There were many efforts to find the neutrino after Pauli proposed it in late 1930s. Though it was hardly a quantitative experiment, what is generally regarded as the first observation of neutrino momentum was made in 1936 by Alexander Leipunski. He measured the distribution of momentum in nuclei that were recoiling from the beta decay of carbon-11 and found more recoil momentum than could be attributed to electrons whose beta-ray spectrum had been previously measured. Discovery of the neutrino is commonly attributed to Cowan and Reines for their 1956 experiment in which neutrinos incident on protons produced neutrons that underwent detectable capture as well as positrons that annihilated with emission of characteristic gamma rays: ν + p+ –> n0 + e+ . This was certainly convincing evidence.
But almost two decades earlier, in 1937, Crane and his postdoctoral associate Jules Halpern had used a cloud chamber to observe, in individual events, not only the recoiling nucleus but also the associated beta particle. They put a chlorine-38 beta source in the chamber and applied a magnetic field so that the beta particle momentum could be determined from the curvature of its track. Although the recoiling nucleus did not leave a track long enough to have a discernable curvature, its motion did generate ionization that they assumed to be proportional to the kinetic energy of recoil motion. To measure that energy, Crane and Halpern shut off the clearing field in the cloud chamber for a fraction of a second before expanding the cloud chamber. This gave the ions time to diffuse several millimeters outward before droplets condensed around them. The well-separated droplets could be counted, thus providing a measure of the kinetic energy of the recoiling nucleus. With this experiment Crane and Halpern became the first to measure the recoil momentum of both charged particles in a given beta decay and to show thereby that the neutrino must carry momentum if energy and momentum are conserved in the decay.

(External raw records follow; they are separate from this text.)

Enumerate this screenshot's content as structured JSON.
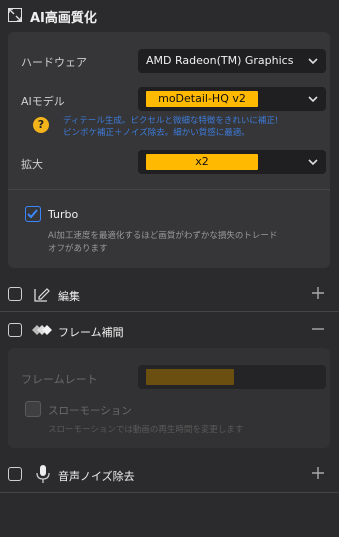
{
  "header": {
    "title": "AI高画質化"
  },
  "ai_panel": {
    "hardware_label": "ハードウェア",
    "hardware_value": "AMD Radeon(TM) Graphics",
    "model_label": "AIモデル",
    "model_value": "moDetail-HQ v2",
    "model_desc_line1": "ディテール生成。ピクセルと微細な特徴をきれいに補正!",
    "model_desc_line2": "ピンボケ補正＋ノイズ除去。細かい質感に最適。",
    "scale_label": "拡大",
    "scale_value": "x2",
    "turbo_label": "Turbo",
    "turbo_desc_line1": "AI加工速度を最適化するほど画質がわずかな損失のトレード",
    "turbo_desc_line2": "オフがあります"
  },
  "edit_row": {
    "label": "編集"
  },
  "frame_row": {
    "label": "フレーム補間"
  },
  "frame_panel": {
    "framerate_label": "フレームレート",
    "slowmo_label": "スローモーション",
    "slowmo_desc": "スローモーションでは動画の再生時間を変更します"
  },
  "denoise_row": {
    "label": "音声ノイズ除去"
  },
  "colors": {
    "accent": "#ffb900",
    "link_blue": "#3d7bd9",
    "checkbox_blue": "#3a86ff"
  }
}
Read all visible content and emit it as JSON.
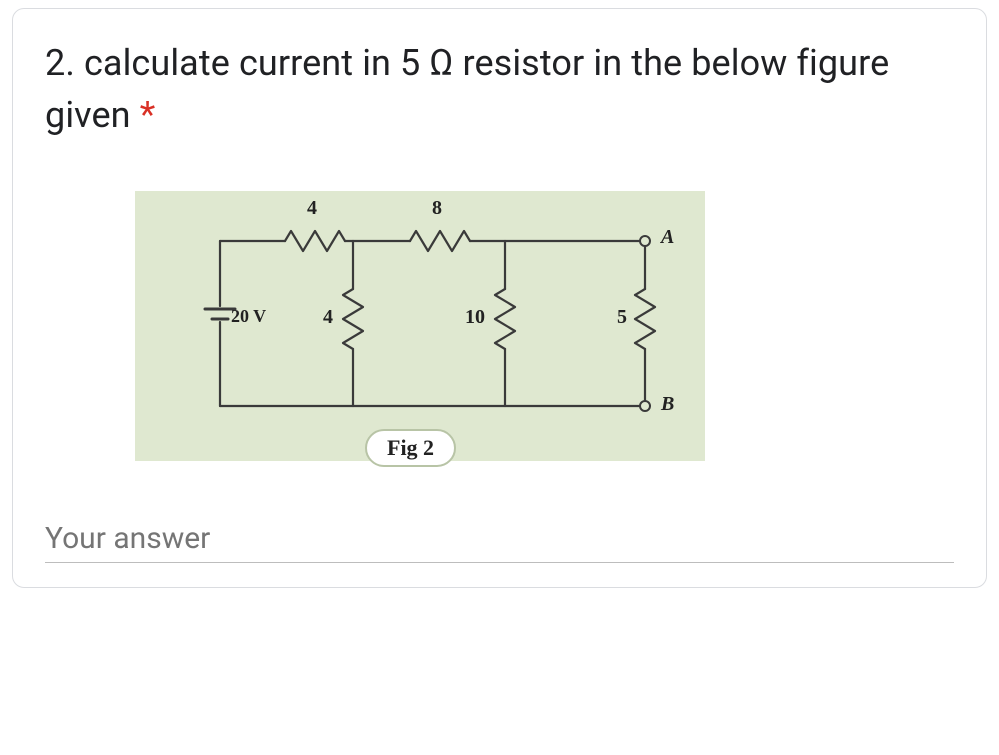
{
  "question": {
    "number_and_text": "2. calculate current in 5 Ω resistor in the below figure given ",
    "required_mark": "*"
  },
  "circuit": {
    "r_top_left": "4",
    "r_top_right": "8",
    "source": "20 V",
    "r_mid1": "4",
    "r_mid2": "10",
    "r_mid3": "5",
    "node_a": "A",
    "node_b": "B",
    "caption": "Fig 2"
  },
  "answer": {
    "placeholder": "Your answer"
  }
}
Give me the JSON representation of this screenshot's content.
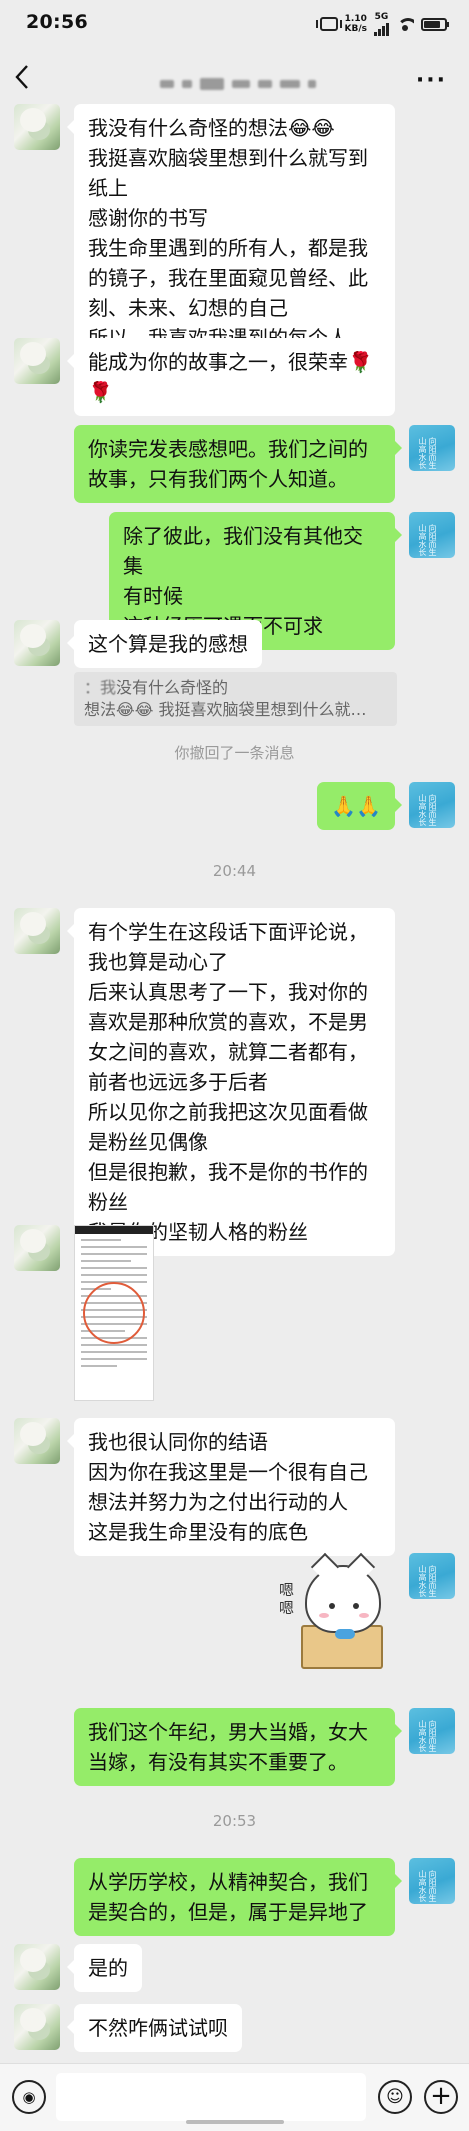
{
  "status_bar": {
    "time": "20:56",
    "speed_value": "1.10",
    "speed_unit": "KB/s",
    "network": "5G"
  },
  "header": {
    "back_icon": "chevron-left-icon",
    "more_icon": "more-dots-icon",
    "more_label": "···"
  },
  "messages": [
    {
      "side": "left",
      "lines": [
        "我没有什么奇怪的想法😂😂",
        "我挺喜欢脑袋里想到什么就写到纸上",
        "感谢你的书写",
        "我生命里遇到的所有人，都是我的镜子，我在里面窥见曾经、此刻、未来、幻想的自己",
        "所以，我喜欢我遇到的每个人"
      ]
    },
    {
      "side": "left",
      "lines": [
        "能成为你的故事之一，很荣幸🌹🌹"
      ]
    },
    {
      "side": "right",
      "lines": [
        "你读完发表感想吧。我们之间的故事，只有我们两个人知道。"
      ]
    },
    {
      "side": "right",
      "lines": [
        "除了彼此，我们没有其他交集",
        "有时候",
        "这种经历可遇而不可求"
      ]
    },
    {
      "side": "left",
      "lines": [
        "这个算是我的感想"
      ]
    },
    {
      "side": "right",
      "lines": [
        "🙏🙏"
      ]
    },
    {
      "side": "left",
      "lines": [
        "有个学生在这段话下面评论说，我也算是动心了",
        "后来认真思考了一下，我对你的喜欢是那种欣赏的喜欢，不是男女之间的喜欢，就算二者都有，前者也远远多于后者",
        "所以见你之前我把这次见面看做是粉丝见偶像",
        "但是很抱歉，我不是你的书作的粉丝",
        "我是你的坚韧人格的粉丝"
      ]
    },
    {
      "side": "left",
      "lines": [
        "我也很认同你的结语",
        "因为你在我这里是一个很有自己想法并努力为之付出行动的人",
        "这是我生命里没有的底色"
      ]
    },
    {
      "side": "right",
      "lines": [
        "我们这个年纪，男大当婚，女大当嫁，有没有其实不重要了。"
      ]
    },
    {
      "side": "right",
      "lines": [
        "从学历学校，从精神契合，我们是契合的，但是，属于是异地了"
      ]
    },
    {
      "side": "left",
      "lines": [
        "是的"
      ]
    },
    {
      "side": "left",
      "lines": [
        "不然咋俩试试呗"
      ]
    }
  ],
  "quote": {
    "line1": "没有什么奇怪的",
    "line1_blurred": "：我",
    "line2": "想法😂😂 我挺喜欢脑袋里想到什么就…"
  },
  "system": {
    "recalled": "你撤回了一条消息",
    "time1": "20:44",
    "time2": "20:53"
  },
  "avatars": {
    "me_text": "向阳而生 山高水长"
  },
  "sticker": {
    "think_text": "嗯嗯"
  },
  "bottom_bar": {
    "voice_icon": "voice-icon",
    "emoji_icon": "emoji-icon",
    "plus_icon": "plus-icon",
    "voice_glyph": "◉",
    "emoji_glyph": "☺",
    "plus_glyph": "+"
  },
  "colors": {
    "background": "#ededed",
    "bubble_me": "#95ec69",
    "bubble_other": "#ffffff"
  }
}
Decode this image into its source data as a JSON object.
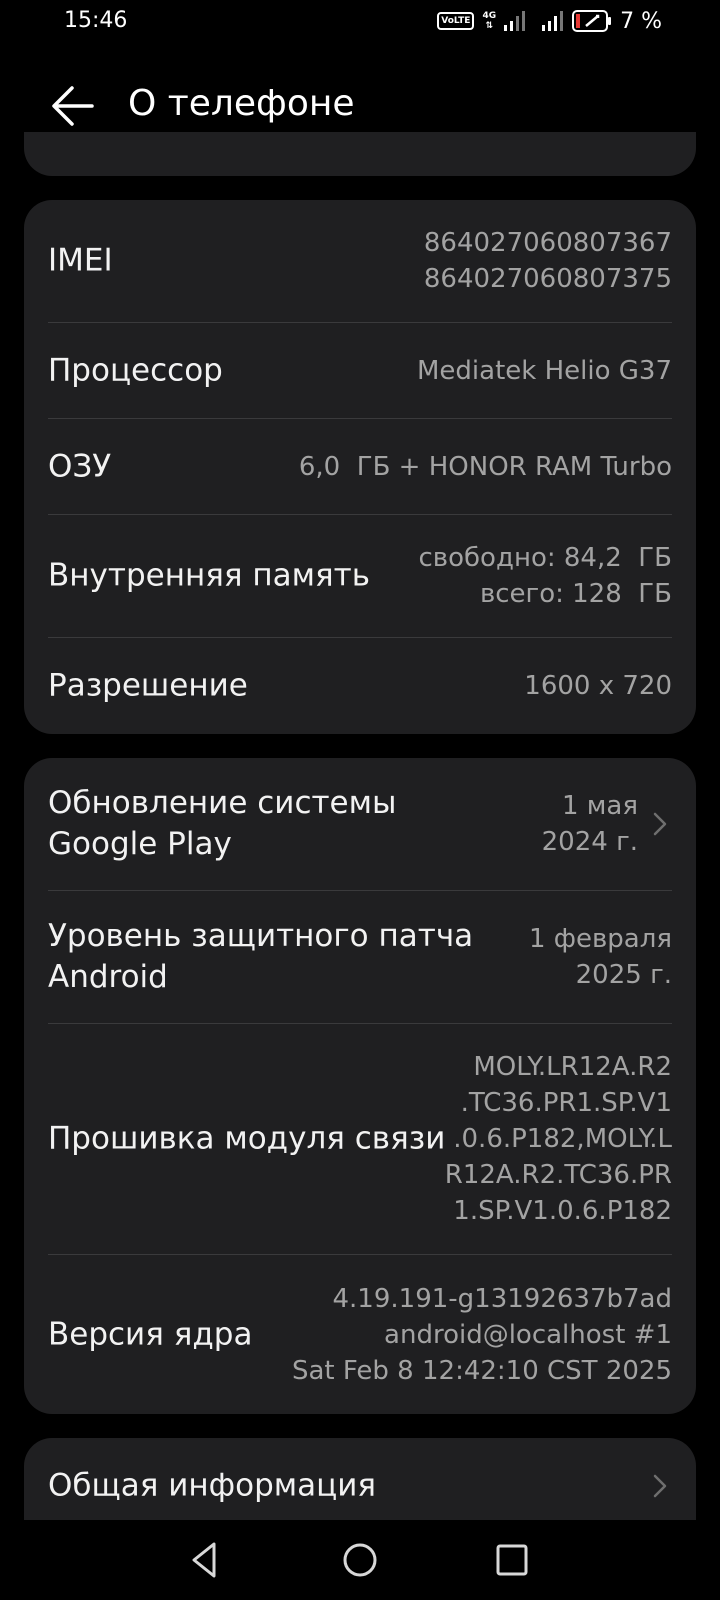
{
  "status": {
    "time": "15:46",
    "volte": "VoLTE",
    "net_type": "4G",
    "battery": "7 %"
  },
  "header": {
    "title": "О телефоне"
  },
  "specs": [
    {
      "label": "IMEI",
      "value": [
        "864027060807367",
        "864027060807375"
      ]
    },
    {
      "label": "Процессор",
      "value": [
        "Mediatek Helio G37"
      ]
    },
    {
      "label": "ОЗУ",
      "value": [
        "6,0  ГБ + HONOR RAM Turbo"
      ]
    },
    {
      "label": "Внутренняя память",
      "value": [
        "свободно: 84,2  ГБ",
        "всего: 128  ГБ"
      ]
    },
    {
      "label": "Разрешение",
      "value": [
        "1600 x 720"
      ]
    }
  ],
  "software": [
    {
      "label": [
        "Обновление системы",
        "Google Play"
      ],
      "value": [
        "1 мая",
        "2024 г."
      ]
    },
    {
      "label": [
        "Уровень защитного патча",
        "Android"
      ],
      "value": [
        "1 февраля",
        "2025 г."
      ]
    },
    {
      "label": [
        "Прошивка модуля связи"
      ],
      "value": [
        "MOLY.LR12A.R2",
        ".TC36.PR1.SP.V1",
        ".0.6.P182,MOLY.L",
        "R12A.R2.TC36.PR",
        "1.SP.V1.0.6.P182"
      ]
    },
    {
      "label": [
        "Версия ядра"
      ],
      "value": [
        "4.19.191-g13192637b7ad",
        "android@localhost #1",
        "Sat Feb 8 12:42:10 CST 2025"
      ]
    }
  ],
  "general": {
    "label": "Общая информация"
  },
  "colors": {
    "background": "#000000",
    "card": "#1f1f21",
    "value_text": "#a3a3a3",
    "divider": "#3a3a3c"
  }
}
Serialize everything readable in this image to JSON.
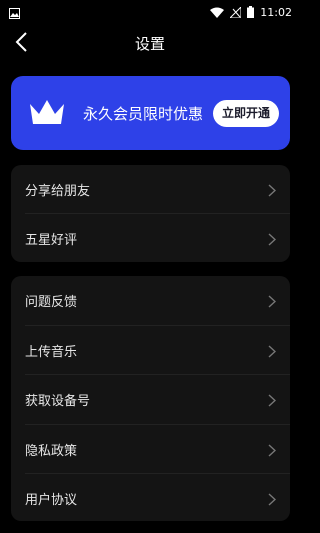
{
  "status_bar": {
    "time": "11:02"
  },
  "header": {
    "title": "设置"
  },
  "vip": {
    "text": "永久会员限时优惠",
    "button": "立即开通",
    "accent": "#2e41e8"
  },
  "group1": {
    "items": [
      {
        "label": "分享给朋友"
      },
      {
        "label": "五星好评"
      }
    ]
  },
  "group2": {
    "items": [
      {
        "label": "问题反馈"
      },
      {
        "label": "上传音乐"
      },
      {
        "label": "获取设备号"
      },
      {
        "label": "隐私政策"
      },
      {
        "label": "用户协议"
      }
    ]
  }
}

Going further, Crane recognized that it would be good to do an experiment in which a neutrino passing through a target material would produce an element not present in the target. Since sulfur-35 undergoes beta decay to chlorine-35 with a half-life of 80 days,
35S –> 35Cl + e– + ν,
he set out to detect the inverse process by putting a source of neutrinos (1 millicurie of radium) into a 3-pound bag of table salt, waiting 3 months, then testing for the presence of radioactive sulfur. This established an upper limit of 10-30 cm2 for neutrino capture by chlorine-35. Crane then described how a modest extension of his experiment could rule out the possibility that capture processes prevent neutrinos from escaping from the sun. That work was submitted for publication in January of 1939.
Almost a decade later, Crane was asked to contribute an article to the upcoming 1948 Reviews of Modern Physics issue that was to be a festschrift for Millikan’s 80th birthday. Crane chose to write on energy and momentum relations in beta decay and on the search for the neutrino. Comprehensive, broad ranging, and admiringly cited by many, this review article was Crane’s way of closing his involvement with the neutrino problem.
Crane and Halpern: New experimental evidence for the existence of a neutrino. Phys. Rev. 53:789-794, 1938. And later: Further experiments on the recoil of the nucleus in beta-decay. Phys. Rev. 56:232-237, 1939.
Crane: Energy and momentum relations in beta decay and the search for the neutrino.
Rev. Mod. Phys. 20:278-295, 1948.